The last chapter Nema is special because, like Ballie, I am a bunch of questions too. I am always thrown into confusion when I am asked who am I? Like, what do I want to tell you? Well, Ballie has given a perfect answer and as I round up this segment I will quote her:
I don’t know. . . . Yet I mean, I thought the entire point of our life’s journey is to discover who we are as we live out heavenly realities here on earth. How does anyone expect me to know who I am after a mere two decades? I end on this note, we are all on a journey to self-discovery and we need to be patient with ourselves and others too. Understanding yourself is not a day’s job.
There are other stories in the book that are all relatable. Some were nice, but I have no recollections in my childhood because I am an urbanised northern kid to a very large extent but all the same, I got to see how some things made a difference to a northern girl. I would have loved to see a chapter about how northern boys have affected her childhood. She decided that we are not that important sha, but I will forgive her.
The writing is impeccable. It is simple to understand. Balpolam doesn’t create ambiguity. She uses her stories as a didactic tool to conscientize and draws us back to age-old traditions of love, peace, truth and satisfaction with whom one is becoming. One that bears mentioning is the fact that we didn’t care about your religious differences but shared food on Christmas or Sallah. I miss that though. Because we were living as a community not devoid of differences but embracing our humanity.
To Ballie, you have inspired me that every story is worth telling. This story may be your story but it’s our story too! I see a woman working in the steps of great icons like Ladi Kwali, Zaynab Alkali, and other writers like you.
If you have a copy of Growing, Up North, don’t plan to keep it on that shelf or table, and leave it unread.

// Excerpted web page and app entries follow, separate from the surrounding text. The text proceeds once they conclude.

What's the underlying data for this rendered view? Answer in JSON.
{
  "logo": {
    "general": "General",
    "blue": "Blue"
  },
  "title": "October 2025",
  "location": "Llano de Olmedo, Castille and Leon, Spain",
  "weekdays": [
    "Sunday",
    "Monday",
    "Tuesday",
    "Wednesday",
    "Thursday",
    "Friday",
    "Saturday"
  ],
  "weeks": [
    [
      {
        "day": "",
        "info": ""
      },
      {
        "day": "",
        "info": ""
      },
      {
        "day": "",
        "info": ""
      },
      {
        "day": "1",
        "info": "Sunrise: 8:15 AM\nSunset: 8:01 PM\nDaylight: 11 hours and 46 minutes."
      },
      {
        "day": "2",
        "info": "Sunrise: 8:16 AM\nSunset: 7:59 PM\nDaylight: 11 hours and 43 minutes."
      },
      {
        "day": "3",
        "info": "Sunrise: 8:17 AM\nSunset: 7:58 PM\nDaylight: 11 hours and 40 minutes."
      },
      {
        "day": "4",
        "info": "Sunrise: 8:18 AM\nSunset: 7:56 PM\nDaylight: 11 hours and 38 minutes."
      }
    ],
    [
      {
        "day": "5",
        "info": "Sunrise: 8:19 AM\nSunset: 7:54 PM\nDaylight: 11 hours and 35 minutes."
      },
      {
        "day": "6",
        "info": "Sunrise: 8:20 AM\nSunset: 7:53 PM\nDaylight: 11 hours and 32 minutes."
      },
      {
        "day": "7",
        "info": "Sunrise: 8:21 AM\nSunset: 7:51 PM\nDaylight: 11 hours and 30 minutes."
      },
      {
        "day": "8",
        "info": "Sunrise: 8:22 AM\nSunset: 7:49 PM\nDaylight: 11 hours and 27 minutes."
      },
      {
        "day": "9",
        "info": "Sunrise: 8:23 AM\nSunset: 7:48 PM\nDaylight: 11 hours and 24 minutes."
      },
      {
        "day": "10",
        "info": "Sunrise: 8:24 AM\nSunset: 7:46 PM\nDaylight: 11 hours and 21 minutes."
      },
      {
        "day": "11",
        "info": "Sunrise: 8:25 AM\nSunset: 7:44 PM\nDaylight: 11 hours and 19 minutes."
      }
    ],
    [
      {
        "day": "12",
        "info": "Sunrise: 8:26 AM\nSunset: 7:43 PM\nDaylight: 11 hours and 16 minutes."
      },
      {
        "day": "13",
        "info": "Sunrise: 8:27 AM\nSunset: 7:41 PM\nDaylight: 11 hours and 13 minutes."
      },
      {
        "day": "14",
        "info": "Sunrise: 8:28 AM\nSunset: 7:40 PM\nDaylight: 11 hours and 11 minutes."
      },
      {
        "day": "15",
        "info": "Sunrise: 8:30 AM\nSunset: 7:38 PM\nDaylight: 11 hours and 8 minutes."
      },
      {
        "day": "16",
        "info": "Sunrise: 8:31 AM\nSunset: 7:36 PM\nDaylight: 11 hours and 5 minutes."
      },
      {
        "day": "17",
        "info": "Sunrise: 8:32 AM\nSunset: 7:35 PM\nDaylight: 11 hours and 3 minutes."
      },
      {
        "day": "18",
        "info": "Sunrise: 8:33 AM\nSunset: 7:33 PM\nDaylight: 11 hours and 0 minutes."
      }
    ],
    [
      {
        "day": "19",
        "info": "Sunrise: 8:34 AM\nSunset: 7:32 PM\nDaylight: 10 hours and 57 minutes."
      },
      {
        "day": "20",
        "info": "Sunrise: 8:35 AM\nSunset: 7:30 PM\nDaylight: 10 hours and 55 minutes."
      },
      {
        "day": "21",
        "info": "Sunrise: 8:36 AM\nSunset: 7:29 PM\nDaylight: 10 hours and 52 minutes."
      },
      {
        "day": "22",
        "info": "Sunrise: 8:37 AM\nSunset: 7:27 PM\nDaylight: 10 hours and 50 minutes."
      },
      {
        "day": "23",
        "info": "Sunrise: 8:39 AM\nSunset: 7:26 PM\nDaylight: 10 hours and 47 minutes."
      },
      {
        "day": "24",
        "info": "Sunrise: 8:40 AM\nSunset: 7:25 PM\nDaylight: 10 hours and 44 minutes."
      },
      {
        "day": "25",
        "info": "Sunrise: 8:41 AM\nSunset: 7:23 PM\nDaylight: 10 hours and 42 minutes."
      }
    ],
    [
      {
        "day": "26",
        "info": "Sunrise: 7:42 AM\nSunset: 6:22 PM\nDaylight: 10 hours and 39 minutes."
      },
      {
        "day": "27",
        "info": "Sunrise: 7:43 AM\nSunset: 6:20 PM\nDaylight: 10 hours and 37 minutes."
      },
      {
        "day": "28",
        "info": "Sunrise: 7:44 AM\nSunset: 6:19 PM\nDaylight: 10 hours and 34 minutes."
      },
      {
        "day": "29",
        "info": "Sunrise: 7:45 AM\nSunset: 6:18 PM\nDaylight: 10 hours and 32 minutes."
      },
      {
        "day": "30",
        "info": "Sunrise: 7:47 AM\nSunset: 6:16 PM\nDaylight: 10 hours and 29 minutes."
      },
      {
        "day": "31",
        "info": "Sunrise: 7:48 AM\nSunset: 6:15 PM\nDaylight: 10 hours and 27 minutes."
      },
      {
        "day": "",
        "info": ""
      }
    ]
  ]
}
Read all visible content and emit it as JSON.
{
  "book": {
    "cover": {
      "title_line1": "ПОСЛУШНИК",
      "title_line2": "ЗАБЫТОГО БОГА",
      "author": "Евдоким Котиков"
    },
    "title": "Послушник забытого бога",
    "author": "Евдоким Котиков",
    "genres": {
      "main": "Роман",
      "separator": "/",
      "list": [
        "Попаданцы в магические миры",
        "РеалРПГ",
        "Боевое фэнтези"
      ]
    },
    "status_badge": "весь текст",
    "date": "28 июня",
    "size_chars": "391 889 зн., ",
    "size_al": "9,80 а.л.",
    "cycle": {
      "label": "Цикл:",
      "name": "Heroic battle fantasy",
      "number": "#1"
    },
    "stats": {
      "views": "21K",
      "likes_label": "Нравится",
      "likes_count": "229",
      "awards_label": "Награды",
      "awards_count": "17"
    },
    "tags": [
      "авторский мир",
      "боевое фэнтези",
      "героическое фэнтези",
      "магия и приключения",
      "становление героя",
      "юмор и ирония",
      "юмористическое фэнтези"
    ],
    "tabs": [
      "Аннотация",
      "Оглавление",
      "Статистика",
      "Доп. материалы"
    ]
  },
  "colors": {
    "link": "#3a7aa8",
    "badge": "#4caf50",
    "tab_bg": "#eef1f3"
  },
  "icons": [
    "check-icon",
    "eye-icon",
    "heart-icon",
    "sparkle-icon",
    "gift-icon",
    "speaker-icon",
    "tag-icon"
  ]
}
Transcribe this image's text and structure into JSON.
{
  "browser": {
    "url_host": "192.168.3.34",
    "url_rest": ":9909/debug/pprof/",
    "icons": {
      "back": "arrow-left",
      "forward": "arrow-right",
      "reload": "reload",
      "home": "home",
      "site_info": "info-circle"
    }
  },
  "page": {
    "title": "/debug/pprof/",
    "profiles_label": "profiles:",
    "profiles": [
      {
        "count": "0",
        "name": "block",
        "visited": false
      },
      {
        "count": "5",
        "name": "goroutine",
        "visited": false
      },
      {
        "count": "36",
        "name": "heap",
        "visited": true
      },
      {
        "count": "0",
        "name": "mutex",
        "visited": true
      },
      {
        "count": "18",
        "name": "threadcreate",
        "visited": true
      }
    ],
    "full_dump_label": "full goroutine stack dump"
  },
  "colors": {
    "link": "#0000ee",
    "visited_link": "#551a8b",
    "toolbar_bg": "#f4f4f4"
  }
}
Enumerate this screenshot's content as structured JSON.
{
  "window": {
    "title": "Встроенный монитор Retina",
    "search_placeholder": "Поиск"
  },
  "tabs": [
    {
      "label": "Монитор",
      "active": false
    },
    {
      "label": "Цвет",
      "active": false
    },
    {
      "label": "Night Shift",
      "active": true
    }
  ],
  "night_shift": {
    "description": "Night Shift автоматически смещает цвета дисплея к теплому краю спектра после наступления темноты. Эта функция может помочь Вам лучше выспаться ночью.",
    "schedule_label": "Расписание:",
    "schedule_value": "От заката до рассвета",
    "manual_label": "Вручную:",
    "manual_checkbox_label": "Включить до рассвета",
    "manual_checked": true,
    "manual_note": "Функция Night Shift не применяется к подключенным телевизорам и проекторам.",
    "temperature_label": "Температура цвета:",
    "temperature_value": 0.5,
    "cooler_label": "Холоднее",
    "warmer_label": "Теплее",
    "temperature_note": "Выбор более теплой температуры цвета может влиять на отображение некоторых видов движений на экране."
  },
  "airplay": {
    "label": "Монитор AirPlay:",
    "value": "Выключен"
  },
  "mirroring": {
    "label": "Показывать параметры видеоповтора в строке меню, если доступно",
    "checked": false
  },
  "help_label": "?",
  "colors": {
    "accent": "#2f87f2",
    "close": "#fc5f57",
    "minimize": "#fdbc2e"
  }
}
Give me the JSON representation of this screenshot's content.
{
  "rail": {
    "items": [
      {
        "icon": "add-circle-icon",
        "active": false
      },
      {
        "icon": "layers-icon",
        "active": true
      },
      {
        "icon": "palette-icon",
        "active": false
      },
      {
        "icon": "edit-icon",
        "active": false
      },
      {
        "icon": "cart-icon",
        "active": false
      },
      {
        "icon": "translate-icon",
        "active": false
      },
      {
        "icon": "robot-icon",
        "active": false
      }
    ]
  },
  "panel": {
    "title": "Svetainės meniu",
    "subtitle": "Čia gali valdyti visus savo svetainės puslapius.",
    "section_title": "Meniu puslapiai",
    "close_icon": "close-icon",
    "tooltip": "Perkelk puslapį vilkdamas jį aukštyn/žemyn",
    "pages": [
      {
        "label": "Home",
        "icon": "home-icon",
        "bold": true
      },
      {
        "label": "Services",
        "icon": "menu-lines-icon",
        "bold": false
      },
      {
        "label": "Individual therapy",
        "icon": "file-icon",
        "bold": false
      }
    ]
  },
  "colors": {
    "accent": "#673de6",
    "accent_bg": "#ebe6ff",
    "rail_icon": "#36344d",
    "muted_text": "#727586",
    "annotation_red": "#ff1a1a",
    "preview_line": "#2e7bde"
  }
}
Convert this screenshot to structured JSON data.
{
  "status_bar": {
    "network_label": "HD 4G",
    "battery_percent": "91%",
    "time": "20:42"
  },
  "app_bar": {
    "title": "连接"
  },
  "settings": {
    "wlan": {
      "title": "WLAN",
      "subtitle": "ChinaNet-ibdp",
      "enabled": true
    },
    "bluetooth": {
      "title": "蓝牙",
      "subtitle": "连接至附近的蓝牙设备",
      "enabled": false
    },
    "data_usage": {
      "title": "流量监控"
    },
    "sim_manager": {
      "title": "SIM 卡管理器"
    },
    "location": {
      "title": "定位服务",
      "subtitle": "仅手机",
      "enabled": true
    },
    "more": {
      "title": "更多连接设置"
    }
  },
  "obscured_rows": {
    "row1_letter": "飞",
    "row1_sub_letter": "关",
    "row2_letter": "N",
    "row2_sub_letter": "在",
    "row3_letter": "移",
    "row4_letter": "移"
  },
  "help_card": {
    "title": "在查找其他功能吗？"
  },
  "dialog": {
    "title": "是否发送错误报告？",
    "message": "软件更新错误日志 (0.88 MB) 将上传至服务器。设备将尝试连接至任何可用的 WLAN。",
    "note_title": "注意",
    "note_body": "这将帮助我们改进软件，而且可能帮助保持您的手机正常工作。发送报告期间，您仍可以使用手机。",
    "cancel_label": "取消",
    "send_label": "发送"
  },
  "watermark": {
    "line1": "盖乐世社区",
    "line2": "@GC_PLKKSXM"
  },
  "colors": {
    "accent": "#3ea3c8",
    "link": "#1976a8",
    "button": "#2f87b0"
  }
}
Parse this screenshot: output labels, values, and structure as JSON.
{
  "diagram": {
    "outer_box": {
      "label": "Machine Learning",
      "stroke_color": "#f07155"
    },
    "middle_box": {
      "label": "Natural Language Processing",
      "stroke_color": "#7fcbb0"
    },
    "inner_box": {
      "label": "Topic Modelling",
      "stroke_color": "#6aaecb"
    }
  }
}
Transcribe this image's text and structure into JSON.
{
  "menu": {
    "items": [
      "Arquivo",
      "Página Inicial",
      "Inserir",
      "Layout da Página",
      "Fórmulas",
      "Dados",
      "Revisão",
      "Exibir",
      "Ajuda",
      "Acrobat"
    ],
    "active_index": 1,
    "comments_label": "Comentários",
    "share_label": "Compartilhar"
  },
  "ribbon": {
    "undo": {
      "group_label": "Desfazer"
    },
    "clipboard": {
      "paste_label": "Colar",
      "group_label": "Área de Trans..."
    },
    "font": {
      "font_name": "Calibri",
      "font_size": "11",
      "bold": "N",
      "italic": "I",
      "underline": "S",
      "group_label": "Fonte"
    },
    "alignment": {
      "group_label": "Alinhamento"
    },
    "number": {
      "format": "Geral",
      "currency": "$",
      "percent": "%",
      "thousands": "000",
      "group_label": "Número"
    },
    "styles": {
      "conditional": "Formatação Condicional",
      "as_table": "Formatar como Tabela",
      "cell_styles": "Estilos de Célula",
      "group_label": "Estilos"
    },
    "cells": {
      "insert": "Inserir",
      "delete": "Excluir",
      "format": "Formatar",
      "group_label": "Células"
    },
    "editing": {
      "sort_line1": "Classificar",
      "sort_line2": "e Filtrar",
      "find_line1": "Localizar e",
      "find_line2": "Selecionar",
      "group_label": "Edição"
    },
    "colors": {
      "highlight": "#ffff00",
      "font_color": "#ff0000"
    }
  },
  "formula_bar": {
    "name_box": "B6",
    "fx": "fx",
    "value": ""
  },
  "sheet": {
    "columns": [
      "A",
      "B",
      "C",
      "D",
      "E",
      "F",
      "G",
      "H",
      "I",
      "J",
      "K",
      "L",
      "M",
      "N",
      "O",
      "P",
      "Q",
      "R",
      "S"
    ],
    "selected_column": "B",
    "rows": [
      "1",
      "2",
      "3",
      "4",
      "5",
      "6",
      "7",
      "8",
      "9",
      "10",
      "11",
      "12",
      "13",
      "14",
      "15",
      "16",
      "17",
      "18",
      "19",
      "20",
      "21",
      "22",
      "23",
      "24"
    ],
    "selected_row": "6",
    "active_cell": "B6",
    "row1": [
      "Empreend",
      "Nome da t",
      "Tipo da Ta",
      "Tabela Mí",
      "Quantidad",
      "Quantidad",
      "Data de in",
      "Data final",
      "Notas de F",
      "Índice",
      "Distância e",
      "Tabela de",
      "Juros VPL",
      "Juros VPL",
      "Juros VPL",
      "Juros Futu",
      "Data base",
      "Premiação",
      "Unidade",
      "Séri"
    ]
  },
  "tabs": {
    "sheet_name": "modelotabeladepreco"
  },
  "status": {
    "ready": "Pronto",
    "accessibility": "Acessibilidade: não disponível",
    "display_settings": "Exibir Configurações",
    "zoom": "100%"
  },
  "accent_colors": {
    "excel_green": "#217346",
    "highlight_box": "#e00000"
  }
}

Ballie did not go through sleepless nights, crafting words and editing for you to keep her mind on the shelf where countless minds have been left unread. If you haven’t, get a copy and for your friend too.